Guest accommodations range from the Oceanfront Building, where rooms have either a terrace or private balcony, to the historic Main Building, with some tower rooms, cabana rooms and suites with Ocean Views, to the Oleander Building, a separate three-floor retreat just a short walk from the main hotel. The resort also offers two- and three-bedroom beach villas on the ocean. All are beautifully furnished with comfortable beds, sofas or chairs and dressers and armoires.

The health-conscious will appreciate the exercise room, tennis courts and five seaside pools including an indoor pool and a hot tub. While for those who simply enjoy a walk or a bike ride, there are paths along the beach. When the tide is out, the beach itself, with its hard-packed sand, attracts runners, joggers, bikers and strolling couples.

Oceanfront room view

An oceanfront pool

oceanfront room

A room with a view

The King and Prince Golf Course is just a few miles away on the northern tip of the island, offering a great golf exprience, with four spectacular island holes, in a beautiful setting — emerald fairways are nestled within ancient forests and a vast salt marsh.

There are three dining rooms at the hotel, all with oceanfront views, but the most notable is the Delegal Room with its stained glass murals and popular Friday night seafood buffet.
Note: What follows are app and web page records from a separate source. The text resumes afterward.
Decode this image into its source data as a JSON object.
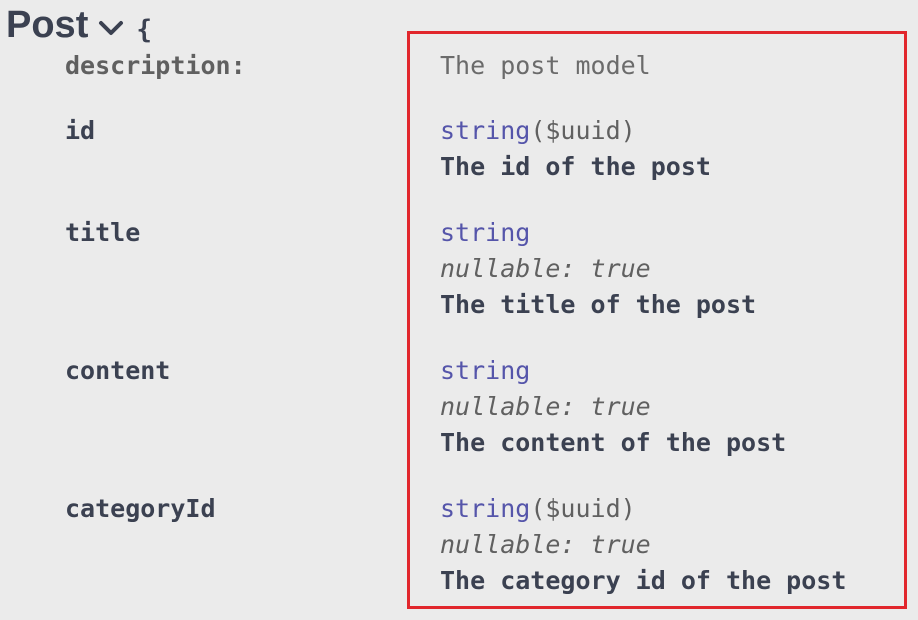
{
  "model": {
    "name": "Post",
    "brace": "{"
  },
  "description": {
    "label": "description:",
    "value": "The post model"
  },
  "properties": [
    {
      "name": "id",
      "type": "string",
      "format": "($uuid)",
      "nullable": "",
      "description": "The id of the post"
    },
    {
      "name": "title",
      "type": "string",
      "format": "",
      "nullable": "nullable: true",
      "description": "The title of the post"
    },
    {
      "name": "content",
      "type": "string",
      "format": "",
      "nullable": "nullable: true",
      "description": "The content of the post"
    },
    {
      "name": "categoryId",
      "type": "string",
      "format": "($uuid)",
      "nullable": "nullable: true",
      "description": "The category id of the post"
    }
  ],
  "colors": {
    "highlight_border": "#e1262c",
    "type_color": "#5555aa",
    "background": "#ebebeb"
  },
  "icons": {
    "toggle": "chevron-down-icon"
  }
}
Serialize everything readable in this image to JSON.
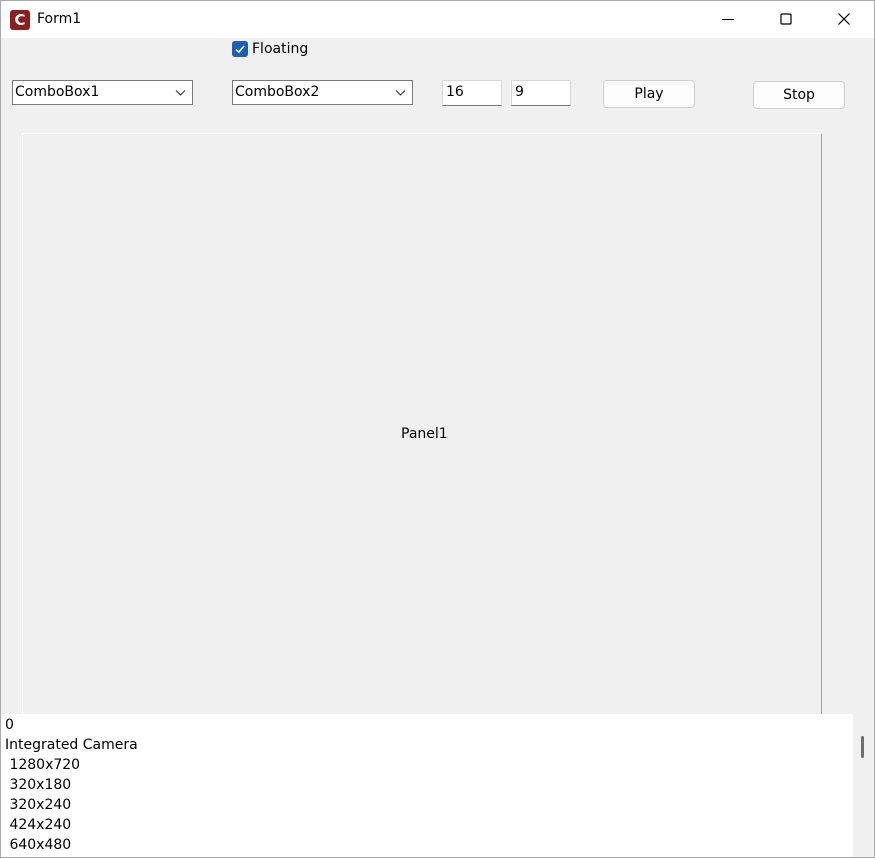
{
  "window": {
    "title": "Form1",
    "app_icon_letter": "C"
  },
  "toolbar": {
    "floating": {
      "label": "Floating",
      "checked": true
    },
    "combo1": {
      "value": "ComboBox1"
    },
    "combo2": {
      "value": "ComboBox2"
    },
    "edit1": {
      "value": "16"
    },
    "edit2": {
      "value": "9"
    },
    "play_label": "Play",
    "stop_label": "Stop"
  },
  "panel": {
    "label": "Panel1"
  },
  "memo": {
    "lines": [
      "0",
      "Integrated Camera",
      " 1280x720",
      " 320x180",
      " 320x240",
      " 424x240",
      " 640x480"
    ]
  },
  "colors": {
    "accent": "#1a5fb4",
    "app_icon": "#8b1e1e"
  },
  "icons": {
    "app": "app-icon",
    "minimize": "minimize-icon",
    "maximize": "maximize-icon",
    "close": "close-icon",
    "chevron": "chevron-down-icon",
    "check": "check-icon"
  }
}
Don’t miss the signature shrimp and grits with burgundy gravy, along with maybe a pitcher of white sangria, laden with fruit and perhaps some peach cobbler.

If you’re a history buff and can manage to pull yourself away from the dazzling sunsets and hypnotizing rhythms of the sea, there’s a storied past waiting to be uncovered. The hotel can help arrange tours or provide walking tour maps. Bicycle rental shops are located nearby. Guided trolley tours with often entertaining and always informative narrative provide an overview of this remarkable little island. There is also a museum highlighting St. Simons’ coastal heritage located at the base of the centuries-old St. Simons Island Lighthouse. For history fans, the Maritime Center at the old Coast Guard Station on East Beach is open daily with artifacts and photography from its days as an important training base as well as displays of the area’s ecological systems.

Christ Church, erected in 1884, marks the spot where John and Charles Wesley held services under the oak trees in 1736. Now, the second oldest Episcopal church in Georgia, it is also the third oldest in the country. It is perhaps the most lovely and pastoral of the many sites that make this island, and a stay at this hotel, so memorable.